Leader: Even in the matter of how to use their talents in God’s service, the Corinthian church was divided: they spent more time fighting over which talents were most important, and who would be allowed to use those talents “officially,” than actually using those talents to spread the gospel. To this divided church, Paul wrote:

Pastor: “There are different kinds of gifts, but the same Spirit ...” (1 Cor. 12:4, 11-14, 21, 25-27).

Leader: We’ll pray now for unity in serving our Lord with “Lord, You Give the Great Commission” (PH 429, PsH 523, WR 592). You may remain seated as we sing the first three stanzas.


Leader: To some at Corinth who were unsure that Christ’s victory would last beyond the grave, Paul wrote these words:

Pastor: “Christ died for our sins ...” (1 Cor. 15:3-4, 20-22, 54-55, 57).

Leader: Let’s bring our thanks and alleluias in song now to our risen, returning Savior by singing “Alleluia, Alleluia! Give Thanks” (CH 359, PH 106, PsH 402, SFL 173, WR 291). Between the refrains, we’ll sing stanzas 2, 3, and 5. Let’s stand to sing.


Leader: It would not be good to end a unity-themed communion service if we did not greet our fellow members in the body of Christ. So let us greet each other in the Lord.

Leader: Our closing song tonight will be the last stanza of “Lord, You Give the Great Commission.” But before we sing, listen to how Paul closed his letter to the Corinthians—with this instruction and this blessing:

Pastor: “My dear brothers and sisters, stand firm. Let nothing move you. Always give yourselves fully to the work of the Lord, because you know that your labor in the Lord is not in vain... The grace of the Lord Jesus be with you. Amen” (1 Cor. 15:58; 16:23, TNIV).

Parting Hymn: “Lord, You Give the Great Commission”

Art by Placid Stuckenschneider, from More Clip Art For the Liturgical Year (© 1990, by The Order of St. Benedict, Inc., The Liturgical Press, 1-800

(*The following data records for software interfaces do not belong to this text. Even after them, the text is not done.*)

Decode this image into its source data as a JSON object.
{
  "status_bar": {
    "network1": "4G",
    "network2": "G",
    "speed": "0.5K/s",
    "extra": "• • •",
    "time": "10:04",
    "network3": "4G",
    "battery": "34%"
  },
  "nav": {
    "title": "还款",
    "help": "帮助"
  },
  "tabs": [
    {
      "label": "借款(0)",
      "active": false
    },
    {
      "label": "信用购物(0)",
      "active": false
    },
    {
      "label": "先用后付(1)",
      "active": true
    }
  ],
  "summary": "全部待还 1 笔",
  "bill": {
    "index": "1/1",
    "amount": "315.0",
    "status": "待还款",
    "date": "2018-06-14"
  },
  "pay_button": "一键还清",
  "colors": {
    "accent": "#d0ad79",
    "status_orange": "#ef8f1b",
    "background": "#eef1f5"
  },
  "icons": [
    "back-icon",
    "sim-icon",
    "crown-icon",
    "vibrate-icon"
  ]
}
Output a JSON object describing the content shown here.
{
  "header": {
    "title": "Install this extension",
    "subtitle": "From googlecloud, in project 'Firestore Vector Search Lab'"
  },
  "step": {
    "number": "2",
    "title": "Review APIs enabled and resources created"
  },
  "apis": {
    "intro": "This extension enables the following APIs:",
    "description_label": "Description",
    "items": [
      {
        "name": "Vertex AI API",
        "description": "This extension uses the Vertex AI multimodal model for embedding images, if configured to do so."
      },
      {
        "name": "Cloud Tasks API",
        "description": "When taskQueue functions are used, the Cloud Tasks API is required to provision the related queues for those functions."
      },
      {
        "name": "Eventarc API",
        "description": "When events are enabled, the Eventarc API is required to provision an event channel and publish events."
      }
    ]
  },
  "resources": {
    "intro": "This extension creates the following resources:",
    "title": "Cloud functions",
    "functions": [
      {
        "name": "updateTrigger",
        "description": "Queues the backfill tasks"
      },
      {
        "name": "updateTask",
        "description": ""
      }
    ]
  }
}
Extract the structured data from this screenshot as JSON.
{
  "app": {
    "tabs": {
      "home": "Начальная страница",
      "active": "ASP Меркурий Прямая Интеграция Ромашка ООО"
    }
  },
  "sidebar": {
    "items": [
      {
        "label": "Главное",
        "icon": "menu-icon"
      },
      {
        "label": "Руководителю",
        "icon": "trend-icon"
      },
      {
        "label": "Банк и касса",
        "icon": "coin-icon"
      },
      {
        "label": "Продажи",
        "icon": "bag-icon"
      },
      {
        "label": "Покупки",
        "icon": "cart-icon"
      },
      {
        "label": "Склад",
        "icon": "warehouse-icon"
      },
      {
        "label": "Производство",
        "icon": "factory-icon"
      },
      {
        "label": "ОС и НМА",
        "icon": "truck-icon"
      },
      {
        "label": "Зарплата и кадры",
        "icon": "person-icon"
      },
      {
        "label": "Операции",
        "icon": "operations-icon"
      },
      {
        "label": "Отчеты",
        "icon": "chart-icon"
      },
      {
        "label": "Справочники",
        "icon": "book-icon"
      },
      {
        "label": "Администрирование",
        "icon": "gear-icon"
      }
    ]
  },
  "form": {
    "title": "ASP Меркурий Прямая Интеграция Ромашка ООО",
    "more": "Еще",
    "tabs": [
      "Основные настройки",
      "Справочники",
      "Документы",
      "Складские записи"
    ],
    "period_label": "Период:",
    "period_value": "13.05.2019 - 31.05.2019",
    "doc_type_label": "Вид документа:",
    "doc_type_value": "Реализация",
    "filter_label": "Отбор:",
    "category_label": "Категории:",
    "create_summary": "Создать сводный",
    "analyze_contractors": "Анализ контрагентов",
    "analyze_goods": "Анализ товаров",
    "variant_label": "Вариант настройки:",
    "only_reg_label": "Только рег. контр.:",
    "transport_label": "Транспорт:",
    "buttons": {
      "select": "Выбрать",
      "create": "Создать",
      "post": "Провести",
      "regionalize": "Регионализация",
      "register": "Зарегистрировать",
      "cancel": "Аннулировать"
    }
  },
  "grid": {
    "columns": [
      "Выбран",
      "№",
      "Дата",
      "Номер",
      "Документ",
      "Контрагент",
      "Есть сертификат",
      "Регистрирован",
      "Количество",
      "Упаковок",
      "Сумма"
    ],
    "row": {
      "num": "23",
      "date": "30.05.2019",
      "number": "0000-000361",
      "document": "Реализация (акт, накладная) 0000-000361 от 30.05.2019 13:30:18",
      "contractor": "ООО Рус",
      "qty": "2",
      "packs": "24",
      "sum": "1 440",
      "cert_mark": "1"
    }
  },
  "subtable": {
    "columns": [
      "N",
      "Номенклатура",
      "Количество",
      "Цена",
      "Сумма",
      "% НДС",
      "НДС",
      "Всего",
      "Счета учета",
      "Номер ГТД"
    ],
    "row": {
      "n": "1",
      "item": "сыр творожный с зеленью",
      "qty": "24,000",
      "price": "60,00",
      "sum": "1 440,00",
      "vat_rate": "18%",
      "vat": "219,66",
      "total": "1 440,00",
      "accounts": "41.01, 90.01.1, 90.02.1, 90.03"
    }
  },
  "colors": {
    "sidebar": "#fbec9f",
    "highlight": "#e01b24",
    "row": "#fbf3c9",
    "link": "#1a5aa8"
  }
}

Fred Bultman ( is pastor of Trinity Christian Reformed Church, Edmonton, Alberta.

Reformed Worship 79 © March 2006, Calvin Institute of Christian Worship. Used by permission.